* _WORK TO COMPLETE_: Go through the listing and write out each line exactly.

* _RECORDED INFORMATION_:
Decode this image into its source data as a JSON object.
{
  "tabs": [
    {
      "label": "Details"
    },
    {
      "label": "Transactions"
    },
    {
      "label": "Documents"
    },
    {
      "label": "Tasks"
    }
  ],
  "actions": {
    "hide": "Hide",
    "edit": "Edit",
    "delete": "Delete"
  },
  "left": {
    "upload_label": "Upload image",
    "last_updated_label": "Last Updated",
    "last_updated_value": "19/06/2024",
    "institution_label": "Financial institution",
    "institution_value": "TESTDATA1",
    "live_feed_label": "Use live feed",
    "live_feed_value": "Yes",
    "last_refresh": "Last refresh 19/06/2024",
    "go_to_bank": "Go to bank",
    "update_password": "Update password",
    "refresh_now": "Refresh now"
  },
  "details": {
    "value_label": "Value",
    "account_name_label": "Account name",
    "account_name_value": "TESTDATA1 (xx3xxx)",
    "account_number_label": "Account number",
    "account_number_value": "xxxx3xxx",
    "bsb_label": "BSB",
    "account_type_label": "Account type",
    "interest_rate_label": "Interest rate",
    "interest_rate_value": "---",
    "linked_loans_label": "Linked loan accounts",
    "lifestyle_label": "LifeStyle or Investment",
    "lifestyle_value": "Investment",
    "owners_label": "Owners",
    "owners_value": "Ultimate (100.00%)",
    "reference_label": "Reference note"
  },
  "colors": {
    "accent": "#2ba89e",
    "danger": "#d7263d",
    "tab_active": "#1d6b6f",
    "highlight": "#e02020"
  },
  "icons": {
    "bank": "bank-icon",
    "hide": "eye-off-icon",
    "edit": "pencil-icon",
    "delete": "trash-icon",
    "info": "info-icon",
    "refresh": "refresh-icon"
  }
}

* _TASK RESPONSE_:
Decode this image into its source data as a JSON object.
{
  "tabs": [
    {
      "label": "Details"
    },
    {
      "label": "Transactions"
    },
    {
      "label": "Documents"
    },
    {
      "label": "Tasks"
    }
  ],
  "actions": {
    "hide": "Hide",
    "edit": "Edit",
    "delete": "Delete"
  },
  "left": {
    "upload_label": "Upload image",
    "last_updated_label": "Last Updated",
    "last_updated_value": "19/06/2024",
    "institution_label": "Financial institution",
    "institution_value": "TESTDATA1",
    "live_feed_label": "Use live feed",
    "live_feed_value": "Yes",
    "last_refresh": "Last refresh 19/06/2024",
    "go_to_bank": "Go to bank",
    "update_password": "Update password",
    "refresh_now": "Refresh now"
  },
  "details": {
    "value_label": "Value",
    "account_name_label": "Account name",
    "account_name_value": "TESTDATA1 (xx3xxx)",
    "account_number_label": "Account number",
    "account_number_value": "xxxx3xxx",
    "bsb_label": "BSB",
    "account_type_label": "Account type",
    "interest_rate_label": "Interest rate",
    "interest_rate_value": "---",
    "linked_loans_label": "Linked loan accounts",
    "lifestyle_label": "LifeStyle or Investment",
    "lifestyle_value": "Investment",
    "owners_label": "Owners",
    "owners_value": "Ultimate (100.00%)",
    "reference_label": "Reference note"
  },
  "colors": {
    "accent": "#2ba89e",
    "danger": "#d7263d",
    "tab_active": "#1d6b6f",
    "highlight": "#e02020"
  },
  "icons": {
    "bank": "bank-icon",
    "hide": "eye-off-icon",
    "edit": "pencil-icon",
    "delete": "trash-icon",
    "info": "info-icon",
    "refresh": "refresh-icon"
  }
}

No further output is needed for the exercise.